Deterring cyber attacks: old problems, new solutions - Guest Work

Jun 06, 2018

Joe Burton, University of Waikato As the investigation into Russia’s interference in the US election deepens, it is becoming obvious that the events in 2016 are just the tip of an iceberg. Ever since the Russian cyber assault on Estonia in 2007, policymakers and cyber security scholars have debated how best to deter cyber attacks that cross international borders. Yet both state and non-state actors continue using the internet for malicious purposes with an unacceptable level of impunity. The growing global market in cyber crime is projected to hit US$6 trillion by 2021. Curtailing the risk requires new approaches. Old problems Fundamentally, deterrence is about convincing an adversary that the costs of an attack outweigh the benefits. One of the problems in cyber deterrence policy has been a reliance on ideas that were formulated in … Read More

Fuego volcano: the deadly pyroclastic flows that have killed dozens in Guatemala - Guest Work

Jun 05, 2018

Dave McGarvie, The Open University and Rebecca Williams, University of Hull Dozens of people have been killed, and with many more missing, after Volcán de Fuego (Fuego) in Guatemala erupted on June 3 2018. In recent years, Fuego has regularly ejected small gas and ash eruptions, which hold little risk to surrounding populations. But Fuego also has a reputation for producing larger explosive eruptions. These larger eruptions have two main primary hazards – falling ash and bombs (collectively known as tephra), and pyroclastic flows. Of these two, pyroclastic flows are the big killers, and are responsible for the deaths from the latest eruption. So, just what are these flows and why are they such killers? And what can people do to avoid them? Footage taken from a road bridge over a dry valley from on June … Read More

The social science of Mycoplasma - Guest Work

Jun 02, 2018

Dr Gareth Enticott, Cardiff University, UK, Dr Anne Galloway, Victoria University of Wellington, NZ. Usually when animal disease strikes, it is the advice and expertise of the veterinary sciences that is sought. However, recent disease outbreaks such as Foot and Mouth in the UK in 2001, have led to the recognition that the social sciences should also play an important role in the management of animal disease. They should also be important to help understand and manage the impacts of mycoplasma in New Zealand. Whilst there are some important differences between Mycoplasma and the UK’s FMD outbreak, there is already a remarkable similarity between the two events. Taking lessons from social studies of animal disease, the following issues should be of concern for all involved in the management of Mycoplasma: … Read More

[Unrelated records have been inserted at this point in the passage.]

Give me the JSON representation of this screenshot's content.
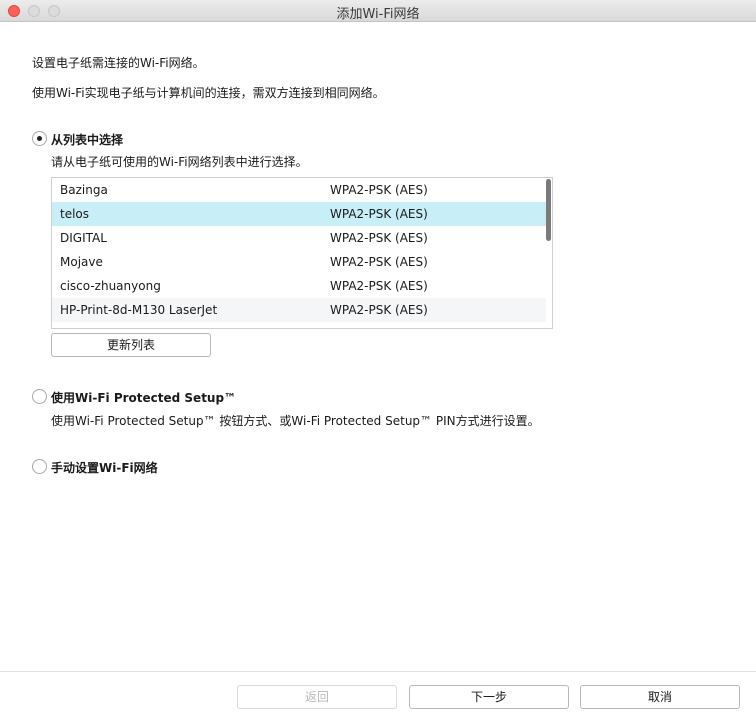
{
  "window": {
    "title": "添加Wi-Fi网络"
  },
  "intro": {
    "line1": "设置电子纸需连接的Wi-Fi网络。",
    "line2": "使用Wi-Fi实现电子纸与计算机间的连接，需双方连接到相同网络。"
  },
  "options": {
    "list": {
      "label": "从列表中选择",
      "description": "请从电子纸可使用的Wi-Fi网络列表中进行选择。",
      "selected": true
    },
    "wps": {
      "label": "使用Wi-Fi Protected Setup™",
      "description": "使用Wi-Fi Protected Setup™ 按钮方式、或Wi-Fi Protected Setup™ PIN方式进行设置。",
      "selected": false
    },
    "manual": {
      "label": "手动设置Wi-Fi网络",
      "selected": false
    }
  },
  "networks": [
    {
      "ssid": "Bazinga",
      "security": "WPA2-PSK (AES)"
    },
    {
      "ssid": "telos",
      "security": "WPA2-PSK (AES)",
      "selected": true
    },
    {
      "ssid": "DIGITAL",
      "security": "WPA2-PSK (AES)"
    },
    {
      "ssid": "Mojave",
      "security": "WPA2-PSK (AES)"
    },
    {
      "ssid": "cisco-zhuanyong",
      "security": "WPA2-PSK (AES)"
    },
    {
      "ssid": "HP-Print-8d-M130 LaserJet",
      "security": "WPA2-PSK (AES)"
    }
  ],
  "buttons": {
    "refresh": "更新列表",
    "back": "返回",
    "next": "下一步",
    "cancel": "取消"
  },
  "colors": {
    "selected_row": "#c8eef8",
    "close_button": "#fc605b"
  }
}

How children’s picturebooks can disrupt existing language hierarchies - Guest Work

Jun 01, 2018

Nicola Daly, University of Waikato There are many factors that shape the value we place on different languages. Some languages seem more pleasant to listen to, easier to learn or more logical. These perceptions are generally influenced by our attitudes towards the speakers of a language and the different situations in which the language is spoken. One reflection of the differential status of languages comes through in bilingual children’s picturebooks. Here I explore how te reo Māori (the indigenous language of New Zealand) is represented and argue that the way languages are displayed in bilingual picturebooks can disrupt the status quo. Linguistic landscapes As a sociolinguist, I am interested in the representation of languages in bilingual picturebooks. This not only reflects existing attitudes towards languages, but it can also be powerful in shaping future societal attitudes. Read More